Tag Archives: Nazi Concentration Camps

On WWII Documentaries & Riley Rossmo

During WWII, a ton of major Hollywood directors were called into service in order to create films documenting the war effort. If you check out the filmographies of the major directors of the era you’ll see titles jump out like George Cukor‘s Resistance and Ohm’s Law (za?), Josef von Sternberg‘s The Town (nothing says Americana like von Sternberg), and famously John Ford‘s Sex Hygiene (an engrossing…and graphic educational film about the horrors of STDs).

My personal fave (although no director is credited) is The House I Live In, starring Frank Sinatra:

Frank Sinatra talking about “Nazi werewolves” is a recipe for success.

As you can see, the tone of these films is all over the place, some are instructional, some entertaining, some documentative, and some overtly propagandistic.

Anyway I’ve checked out 2 in the past couple days (well 3 including the first 2 episodes of Frank Capra‘s Why We Fight, but I wanna write about that one when I’ve seen it all):

The Memphis Belle: A Story of a Flying Fortress (William Wyler, 1944)

This documentary is one of the more highly regarded WWII documentaries produced, helped in large part by the fact that Wyler himself was flying the missions documented in the film. One gets a sense of the palpable danger Wyler and the men he’s documenting faced.
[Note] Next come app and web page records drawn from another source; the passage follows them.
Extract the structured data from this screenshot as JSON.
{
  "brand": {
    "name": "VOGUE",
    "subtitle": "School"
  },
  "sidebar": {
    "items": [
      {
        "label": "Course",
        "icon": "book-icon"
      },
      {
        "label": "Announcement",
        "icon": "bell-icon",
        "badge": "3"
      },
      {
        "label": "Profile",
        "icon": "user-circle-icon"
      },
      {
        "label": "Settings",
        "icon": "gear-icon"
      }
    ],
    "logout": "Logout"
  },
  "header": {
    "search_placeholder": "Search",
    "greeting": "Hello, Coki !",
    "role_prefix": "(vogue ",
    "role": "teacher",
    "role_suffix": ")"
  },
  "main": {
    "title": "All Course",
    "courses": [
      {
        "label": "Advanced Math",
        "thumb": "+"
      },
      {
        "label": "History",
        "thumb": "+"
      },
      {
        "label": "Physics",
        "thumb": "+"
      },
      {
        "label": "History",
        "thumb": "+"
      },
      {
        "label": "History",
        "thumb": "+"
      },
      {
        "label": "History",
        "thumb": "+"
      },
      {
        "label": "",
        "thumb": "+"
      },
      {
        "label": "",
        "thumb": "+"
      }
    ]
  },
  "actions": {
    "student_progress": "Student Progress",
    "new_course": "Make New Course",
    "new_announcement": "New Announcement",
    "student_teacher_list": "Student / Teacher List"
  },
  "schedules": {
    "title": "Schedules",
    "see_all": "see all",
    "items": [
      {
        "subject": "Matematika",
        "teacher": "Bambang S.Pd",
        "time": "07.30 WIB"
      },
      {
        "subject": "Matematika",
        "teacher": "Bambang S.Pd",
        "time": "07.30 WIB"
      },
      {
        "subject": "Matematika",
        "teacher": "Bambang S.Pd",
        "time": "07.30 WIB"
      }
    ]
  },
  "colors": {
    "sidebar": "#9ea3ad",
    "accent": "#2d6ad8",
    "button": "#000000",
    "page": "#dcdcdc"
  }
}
We see the Memphis Belle fly on bombing missions of the German countryside and engage in dogfights with German planes. We see men injured and we see the damage done. The film closes with sobering and haunting narration thanking these men for the destruction they are unleashing upon Germany, destruction like this:

There’s something about association of destruction and heroism that I find troubling. I realize that essentially war lauds those who kill the most men, but usually that aspect is downplayed or ignored in favor of some aspect of bravery, courage, or selflessness. So the film closing with a note of gratitude regarding the astonishing destruction being inflicted upon Germany, stands out as a hell of a jolt.

Nazi Concentration Camps (George Stevens, 1945)

Much different in tone from Memphis Belle, this film is documentary footage of the concentration camps, filmed after the defeat of Germany. The intent of the film rather than to serve as propaganda, was to document as accurately as possible the atrocities of the camps, and in fact the film was shown at the Nuremberg Trials, offering damning evidence of Nazi war crimes.

As such the film isn’t constructed with any concern for cinematic or entertainment value (not that holocaust footage should be entertaining, but something like Alain ResnaisNight and Fog is obviously structured to enhance the audience experience and is replete with cinematic technique). It makes for an interesting film, though pretty boring…it sounds ghastly to say such a thing, but the footage simply exists as footage. It’s purpose is to serve as evidence and nothing more.

There’s a couple of interesting things I did notice though. The first few minutes of the film are spent reading the affidavits of several witnesses, including George Stevens and John Ford, who swear that the footage is authentic and has not been altered in anyway other than the editing of 80,000 feet of film into about 6,000. Now I’m not sure if this was a standard legal practice, or if it was done to reinforce to any doubters that yes, this did actually happen.

Secondly there are multiple instances in the footage, of German officers, soldiers, and civilians being forced to view the piles of dead bodies and the charred remains of those long since disposed of.

A good friend of mine, the wonderfully talented comic book artist, Riley Rossmo, author of everyone’s favorite Sasquatch detective comic, Proof, and Seven Sons, a marvelous adaptation of the famed Chinese folktale of 7 Chinese Brothers, espouses a belief in what he calls “the power of shame”. It’s a doctrine that dictates that sometimes the best form of instruction and correction is to shame people by showing them how there actions are affecting others. Essentially make the person feel so bad that they won’t do it again. This can be as simple as bending over really slowly and with great difficulty to pick up someone else’s garbage, essentially forcing the litterbug to confront the error of their ways.

I realize that “the power of shame” in the context of the holocaust is perhaps a little trivial, but essentially I believe that’s what is going on in this documentary. Forcing to people to face the results of their actions is the best way to ensure contrition, awareness, understanding, and remorse. To ignore or gloss over the truth, only breeds misinformation and lies, while ensuring that justice cannot be served.